  • The verticality of the textile sector, therefore, needs to be improved as one of many efforts. This will require development and investment along the entire textile chain from the raw material to the end product. The Ethiopian government is currently concentrating on expanding cotton production. However, experience has shown in recent years that these water-intensive processes can only be expanded to a limited extent. At the same time, cotton producers are also struggling with persisting quality problems fuelled by the lack of skilled workers. This issue must be addressed through the training of skilled workers and diversification into the field of synthetic fibres.

  • In addition, solutions must be found that enable any textile waste produced there to be recycled and processed into further textile products. This would reduce the need for imports and create value in the country.

It is quite clear that focused bilateral projects are needed to seize the great opportunities offered by the African continent in general and Ethiopia in particular. Such initiatives must be designed around mutual need and implemented in collaboration with relevant partners. Using role-model concepts (e.g., the textile sector), these measures must be developed and introduced in a disciplined manner. This means that, starting with well-designed further education and training projects, accompanying collaborative projects and business start-up programmes must be initiated. This will allow the trained workers to be directly integrated into the value chain and deployed in line with their qualifications. In a second phase, these industrial policy measures must be evaluated in terms of sustainability and resource efficiency. In the best-case scenario, concepts should be implemented that address both goals at the same time.

You will find the full report by Prof.
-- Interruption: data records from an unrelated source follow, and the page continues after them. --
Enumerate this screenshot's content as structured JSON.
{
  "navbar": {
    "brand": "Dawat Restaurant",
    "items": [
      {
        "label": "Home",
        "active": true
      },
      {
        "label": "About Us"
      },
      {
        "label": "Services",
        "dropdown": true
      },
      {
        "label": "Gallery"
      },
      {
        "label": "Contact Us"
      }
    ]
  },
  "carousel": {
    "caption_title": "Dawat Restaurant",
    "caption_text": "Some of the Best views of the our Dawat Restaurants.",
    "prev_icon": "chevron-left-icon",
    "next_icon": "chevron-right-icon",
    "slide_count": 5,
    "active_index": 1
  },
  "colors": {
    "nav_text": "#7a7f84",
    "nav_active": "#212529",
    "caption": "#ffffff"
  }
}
Dr.-Ing. Markus Michael and Franziska Lehmann, Texulting GmbH, in our current print edition 2/2021 in German language. To subscribe click here.